“Detection Canines” visited the Esperanza High School campus on November 15, 2019 as a part of PYLUSD’s program to take “every reasonable precaution to ensure a safe and healthy learning environment for all students and employees,” according to Richard Mc Alindin, Executive Director, of Instructional Support. PYLUSD has approved the use of trained dogs from the Interquest Detection Canine Inc. to search for illicit substances among the students.
According to an interview with Matador Messenger, Richard McAlindin explained that school-wide assemblies were held in October to introduce the new system which will be utilized at high schools throughout the district.
Safety is PYLUSD’s number one priority according to Richard McAlindin. The use of detection canines is one tool in the effort to combat the recent increase in teenage vaping and substance use amongst students.
Interquest Detection Canine Inc. uses family-friendly dog breeds including Golden and Labrador retrievers. In an interview with the Matador Messenger, Debbie Farmer, the president of the Interquest Detection Canines Inc., stated “The last thing we want to do is make anyone feel uncomfortable or afraid when our dog teams arrive at school. It is important for students to feel safe and see that our dogs are friendly and understand that their “job” is just a fun game for them.”
During the campus visits, if any unwanted contraband is found then it up to the District to decide what the consequences are based upon the school’s Code of Conduct, according to Debbie Farmer. If for any reason a student is unwilling to let the dogs inspect an article in which they are interested, the campus administrator will step in and take disciplinary action.
According to the Interquest Canine website, the company “utilizes friendly dogs that have been trained to detect a wide variety of contraband substances”, including the following :
Commonly abused medications
The process of searching student backpacks and belongings by canines is designed to be “non-confrontational .” “The dogs are trained to produce a final passive response by sitting when they detect a trained odor. This ensures they will not damage property, thereby limiting any potential liability to articles inspected,” the company explains. “All dog and handler teams are certified.No lockdowns are required during inspections.
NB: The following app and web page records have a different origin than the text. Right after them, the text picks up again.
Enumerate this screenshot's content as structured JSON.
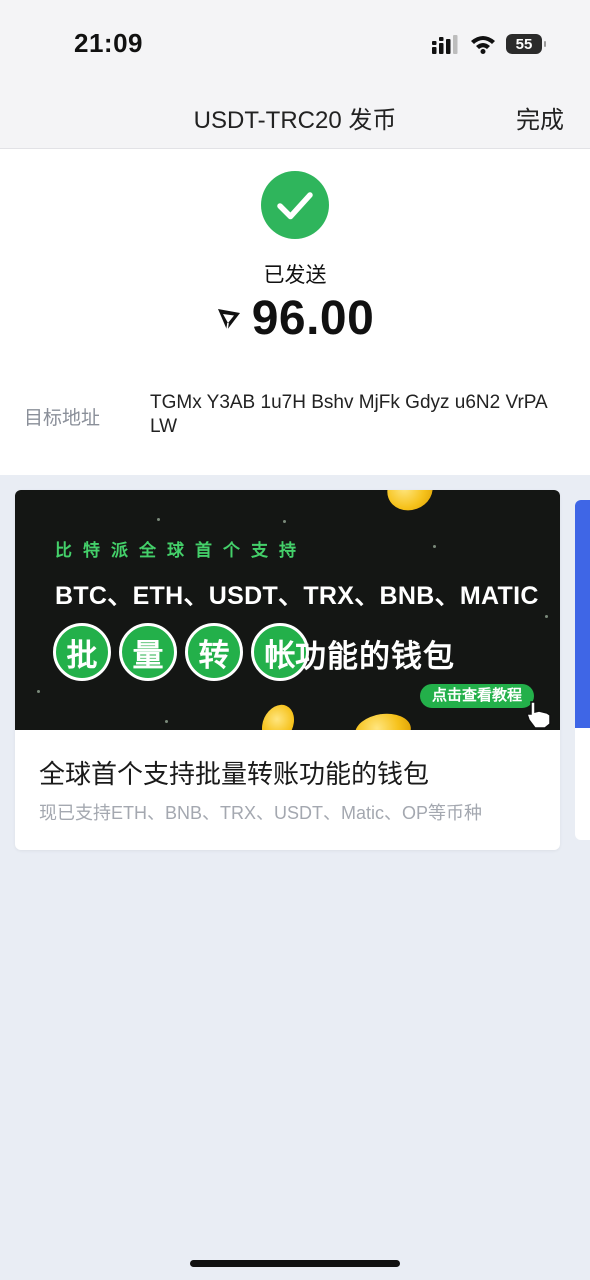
{
  "status_bar": {
    "time": "21:09",
    "battery": "55",
    "icons": [
      "cellular-signal-icon",
      "wifi-icon",
      "battery-icon"
    ]
  },
  "nav": {
    "title": "USDT-TRC20 发币",
    "done": "完成"
  },
  "result": {
    "status": "已发送",
    "token_icon": "tron-icon",
    "amount": "96.00",
    "address_label": "目标地址",
    "address": "TGMx Y3AB 1u7H Bshv MjFk Gdyz u6N2 VrPA LW"
  },
  "banner": {
    "kicker": "比特派全球首个支持",
    "headline": "BTC、ETH、USDT、TRX、BNB、MATIC",
    "highlight_chars": [
      "批",
      "量",
      "转",
      "帐"
    ],
    "subline": "功能的钱包",
    "cta": "点击查看教程",
    "card_title": "全球首个支持批量转账功能的钱包",
    "card_desc": "现已支持ETH、BNB、TRX、USDT、Matic、OP等币种"
  },
  "colors": {
    "success_green": "#2fb55c",
    "banner_green": "#23b04a",
    "page_bg": "#e9edf4",
    "peek_card_blue": "#3f66e6"
  }
}
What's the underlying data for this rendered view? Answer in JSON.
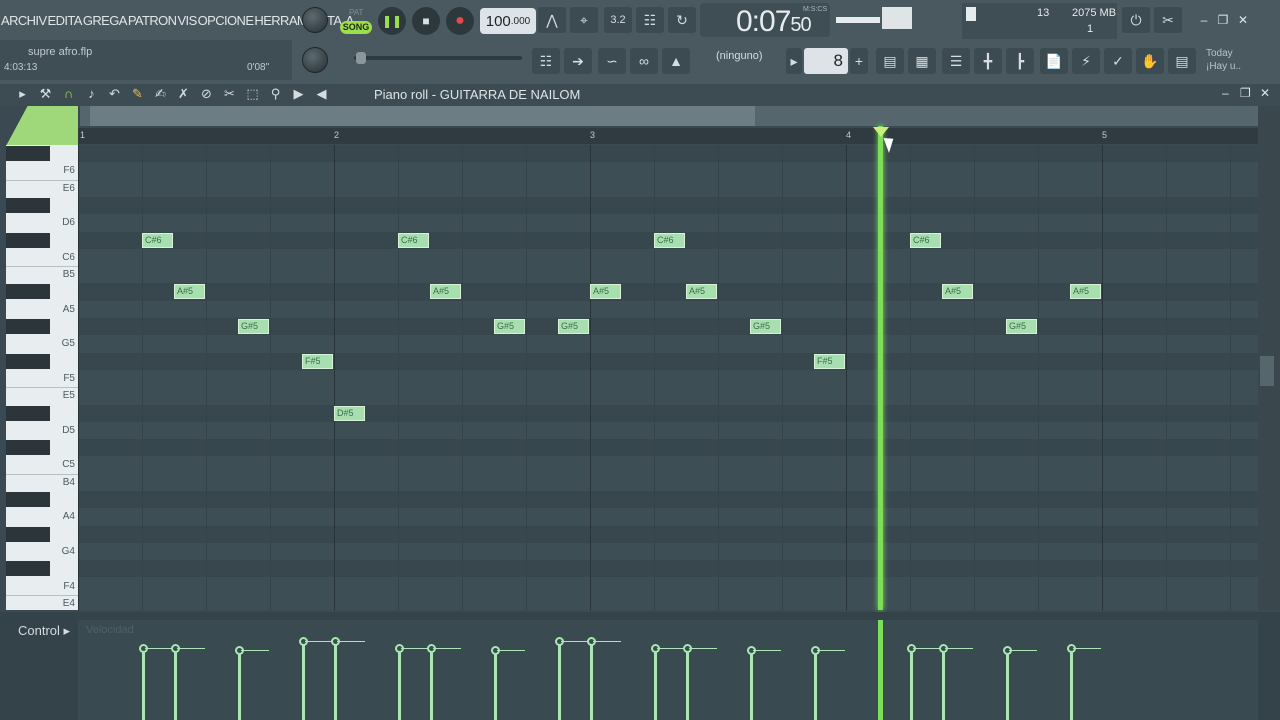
{
  "menu": [
    "ARCHIV",
    "EDITA",
    "GREGA",
    "PATRON",
    "VIS",
    "OPCIONE",
    "HERRAMIENTA"
  ],
  "file": {
    "name": "supre afro.flp",
    "time": "4:03:13",
    "t2": "0'08\""
  },
  "transport": {
    "pat": "PAT",
    "song": "SONG",
    "tempo": "100",
    "tempo_dec": ".000"
  },
  "time": {
    "value": "0:07",
    "sub": "50",
    "label": "M:S:CS"
  },
  "cpu": {
    "voices": "13",
    "mem": "2075 MB",
    "poly": "1"
  },
  "snap": "(ninguno)",
  "step": "8",
  "news": {
    "line1": "Today",
    "line2": "¡Hay u.."
  },
  "piano_roll": {
    "title": "Piano roll - GUITARRA DE NAILOM"
  },
  "ruler": [
    "1",
    "2",
    "3",
    "4",
    "5"
  ],
  "keys": [
    "F6",
    "E6",
    "D6",
    "C6",
    "B5",
    "A5",
    "G5",
    "F5",
    "E5",
    "D5",
    "C5",
    "B4",
    "A4",
    "G4",
    "F4",
    "E4"
  ],
  "notes": [
    {
      "label": "C#6"
    },
    {
      "label": "A#5"
    },
    {
      "label": "G#5"
    },
    {
      "label": "F#5"
    },
    {
      "label": "D#5"
    },
    {
      "label": "C#6"
    },
    {
      "label": "A#5"
    },
    {
      "label": "G#5"
    },
    {
      "label": "G#5"
    },
    {
      "label": "A#5"
    },
    {
      "label": "C#6"
    },
    {
      "label": "A#5"
    },
    {
      "label": "G#5"
    },
    {
      "label": "F#5"
    },
    {
      "label": "C#6"
    },
    {
      "label": "A#5"
    },
    {
      "label": "G#5"
    },
    {
      "label": "A#5"
    }
  ],
  "control": {
    "label": "Control",
    "param": "Velocidad"
  }
}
Our dogs are trained to work throughout daily activities.”
By having this program, the district hopes to deter unwanted contraband on campus and to provide a safe atmosphere for learning, according to Richard McAlindin.